**DATASET**
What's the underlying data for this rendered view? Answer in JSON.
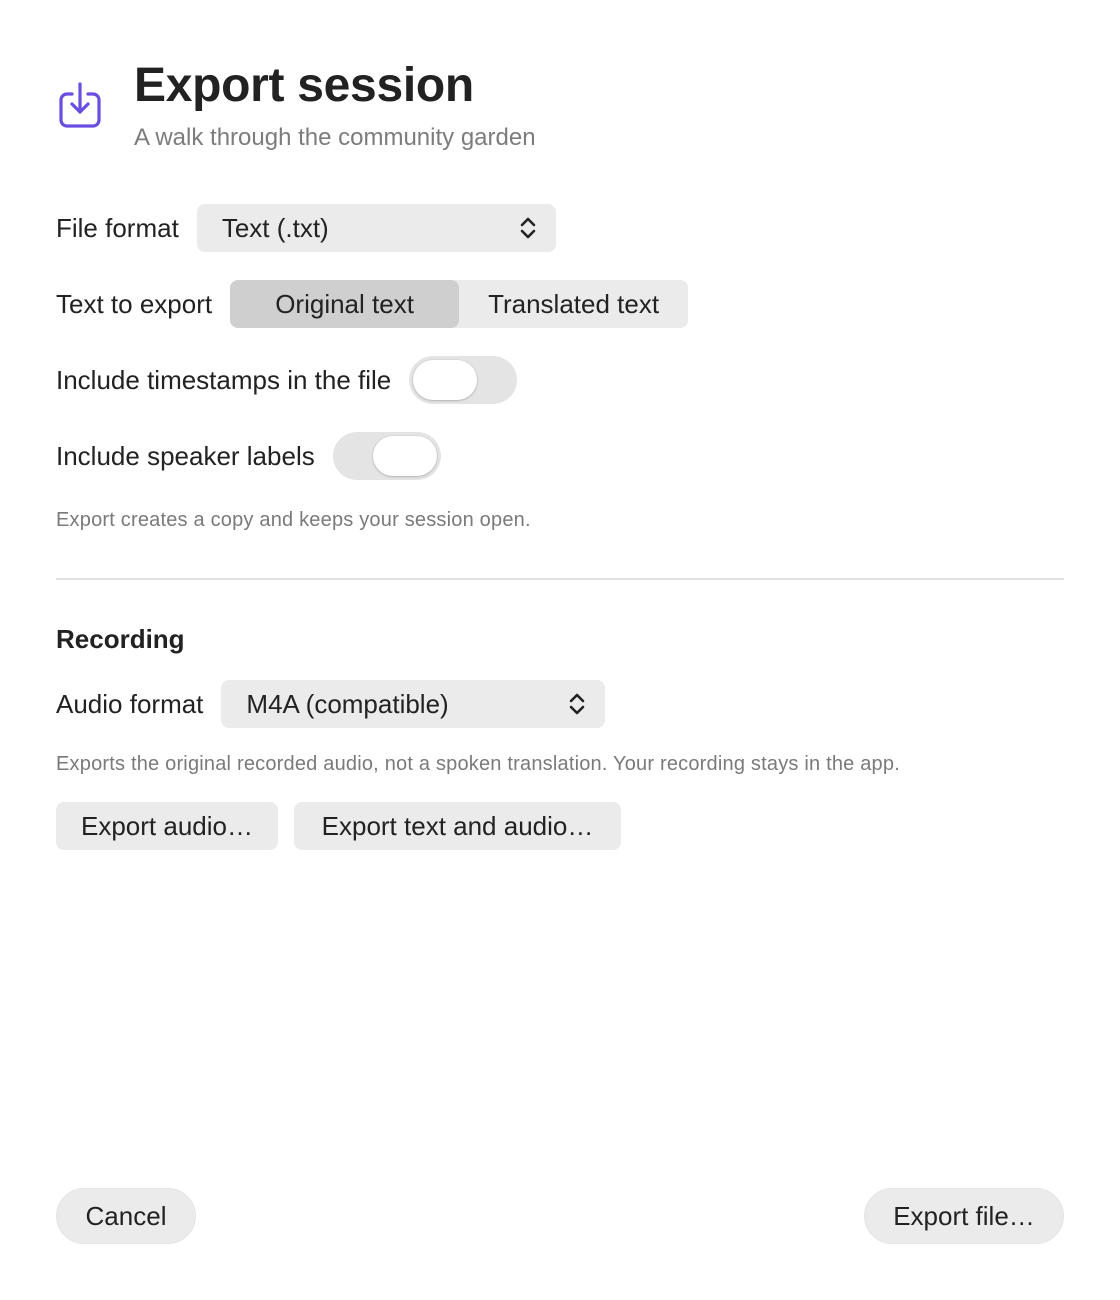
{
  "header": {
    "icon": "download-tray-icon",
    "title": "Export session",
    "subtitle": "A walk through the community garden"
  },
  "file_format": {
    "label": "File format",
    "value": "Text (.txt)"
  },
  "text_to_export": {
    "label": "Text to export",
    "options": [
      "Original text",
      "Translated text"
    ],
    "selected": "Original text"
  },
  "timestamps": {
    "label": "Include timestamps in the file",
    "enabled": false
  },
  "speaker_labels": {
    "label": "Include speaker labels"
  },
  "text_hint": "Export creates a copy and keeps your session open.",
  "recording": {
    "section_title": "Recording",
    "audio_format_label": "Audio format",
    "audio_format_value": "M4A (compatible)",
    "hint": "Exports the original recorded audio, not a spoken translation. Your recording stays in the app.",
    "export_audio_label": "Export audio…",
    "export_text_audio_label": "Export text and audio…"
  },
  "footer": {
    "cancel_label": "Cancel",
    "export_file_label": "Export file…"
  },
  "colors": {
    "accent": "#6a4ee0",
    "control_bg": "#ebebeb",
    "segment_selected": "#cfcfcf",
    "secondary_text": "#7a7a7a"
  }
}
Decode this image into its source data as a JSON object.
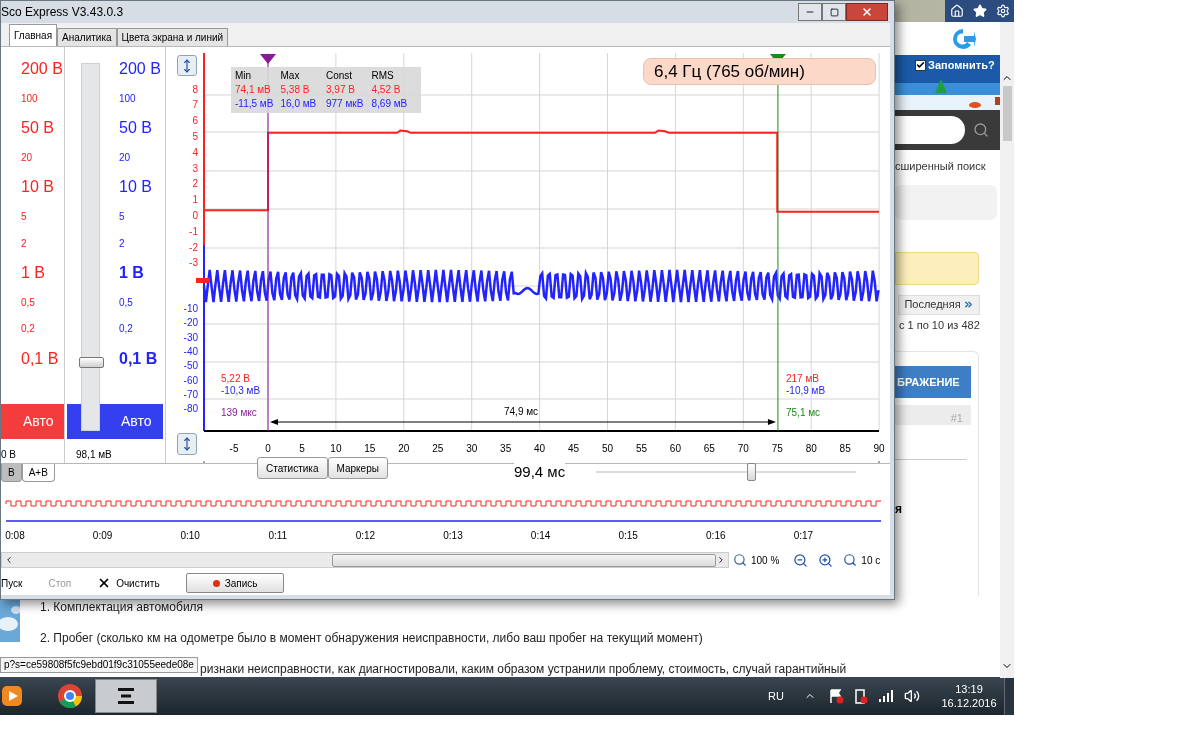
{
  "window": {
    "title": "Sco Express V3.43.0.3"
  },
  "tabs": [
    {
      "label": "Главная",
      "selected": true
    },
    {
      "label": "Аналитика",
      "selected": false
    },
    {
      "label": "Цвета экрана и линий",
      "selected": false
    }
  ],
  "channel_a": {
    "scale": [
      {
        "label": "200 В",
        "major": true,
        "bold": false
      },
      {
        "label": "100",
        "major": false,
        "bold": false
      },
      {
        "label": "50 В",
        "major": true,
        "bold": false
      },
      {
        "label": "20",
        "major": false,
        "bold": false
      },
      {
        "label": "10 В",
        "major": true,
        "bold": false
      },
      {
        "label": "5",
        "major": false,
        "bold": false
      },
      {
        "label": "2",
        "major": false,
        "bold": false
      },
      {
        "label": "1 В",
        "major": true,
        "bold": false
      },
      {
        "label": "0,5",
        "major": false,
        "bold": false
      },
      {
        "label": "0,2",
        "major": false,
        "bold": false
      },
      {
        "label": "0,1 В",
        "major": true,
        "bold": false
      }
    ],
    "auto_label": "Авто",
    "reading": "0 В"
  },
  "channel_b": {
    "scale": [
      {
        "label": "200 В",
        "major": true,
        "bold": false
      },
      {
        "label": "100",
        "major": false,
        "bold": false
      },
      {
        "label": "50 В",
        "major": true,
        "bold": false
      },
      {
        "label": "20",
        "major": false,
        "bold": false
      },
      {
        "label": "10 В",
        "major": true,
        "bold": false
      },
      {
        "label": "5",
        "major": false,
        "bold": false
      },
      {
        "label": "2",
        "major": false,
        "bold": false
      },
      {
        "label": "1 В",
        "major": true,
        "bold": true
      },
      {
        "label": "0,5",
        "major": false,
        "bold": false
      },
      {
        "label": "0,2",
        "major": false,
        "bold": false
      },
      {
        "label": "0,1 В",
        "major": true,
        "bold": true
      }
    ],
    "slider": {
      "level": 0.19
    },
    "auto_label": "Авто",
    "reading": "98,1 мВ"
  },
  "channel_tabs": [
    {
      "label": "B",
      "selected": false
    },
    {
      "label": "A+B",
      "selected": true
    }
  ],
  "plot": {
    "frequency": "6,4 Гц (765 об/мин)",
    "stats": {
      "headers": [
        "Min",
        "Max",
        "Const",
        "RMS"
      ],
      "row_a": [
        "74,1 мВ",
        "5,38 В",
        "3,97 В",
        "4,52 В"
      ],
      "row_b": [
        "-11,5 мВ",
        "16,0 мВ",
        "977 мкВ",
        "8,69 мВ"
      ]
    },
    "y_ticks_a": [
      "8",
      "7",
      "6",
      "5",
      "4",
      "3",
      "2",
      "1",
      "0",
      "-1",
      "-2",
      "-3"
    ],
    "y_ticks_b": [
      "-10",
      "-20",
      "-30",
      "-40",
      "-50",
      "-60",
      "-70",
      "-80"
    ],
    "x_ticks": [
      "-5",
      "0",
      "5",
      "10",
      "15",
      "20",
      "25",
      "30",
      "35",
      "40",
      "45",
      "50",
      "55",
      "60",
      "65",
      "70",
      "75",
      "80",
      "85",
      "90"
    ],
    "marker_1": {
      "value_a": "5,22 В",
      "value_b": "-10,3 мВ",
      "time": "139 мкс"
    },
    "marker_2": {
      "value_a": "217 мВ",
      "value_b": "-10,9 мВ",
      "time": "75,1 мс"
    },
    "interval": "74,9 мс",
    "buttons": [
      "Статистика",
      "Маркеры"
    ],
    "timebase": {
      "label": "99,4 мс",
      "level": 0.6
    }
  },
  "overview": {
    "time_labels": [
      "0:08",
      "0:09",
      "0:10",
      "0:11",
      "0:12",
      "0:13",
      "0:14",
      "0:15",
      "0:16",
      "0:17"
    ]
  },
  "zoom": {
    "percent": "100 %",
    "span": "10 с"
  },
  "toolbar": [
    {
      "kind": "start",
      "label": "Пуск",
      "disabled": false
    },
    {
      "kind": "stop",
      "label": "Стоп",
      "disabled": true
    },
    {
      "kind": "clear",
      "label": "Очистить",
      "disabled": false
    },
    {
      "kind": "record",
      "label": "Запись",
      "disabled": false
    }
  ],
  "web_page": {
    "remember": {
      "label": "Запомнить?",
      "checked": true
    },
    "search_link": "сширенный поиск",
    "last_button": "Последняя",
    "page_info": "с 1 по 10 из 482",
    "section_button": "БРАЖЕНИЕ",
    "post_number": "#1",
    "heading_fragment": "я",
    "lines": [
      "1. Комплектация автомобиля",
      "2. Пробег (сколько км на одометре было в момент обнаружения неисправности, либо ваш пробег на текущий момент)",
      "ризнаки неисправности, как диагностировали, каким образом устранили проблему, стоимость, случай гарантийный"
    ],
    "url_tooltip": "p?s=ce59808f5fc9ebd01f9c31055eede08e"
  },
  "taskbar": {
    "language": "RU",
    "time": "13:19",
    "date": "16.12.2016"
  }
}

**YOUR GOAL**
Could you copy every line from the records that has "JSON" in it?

**RESULT OF THE TASK**
What's the underlying data for this rendered view? Answer in JSON.
Decode this image into its source data as a JSON object.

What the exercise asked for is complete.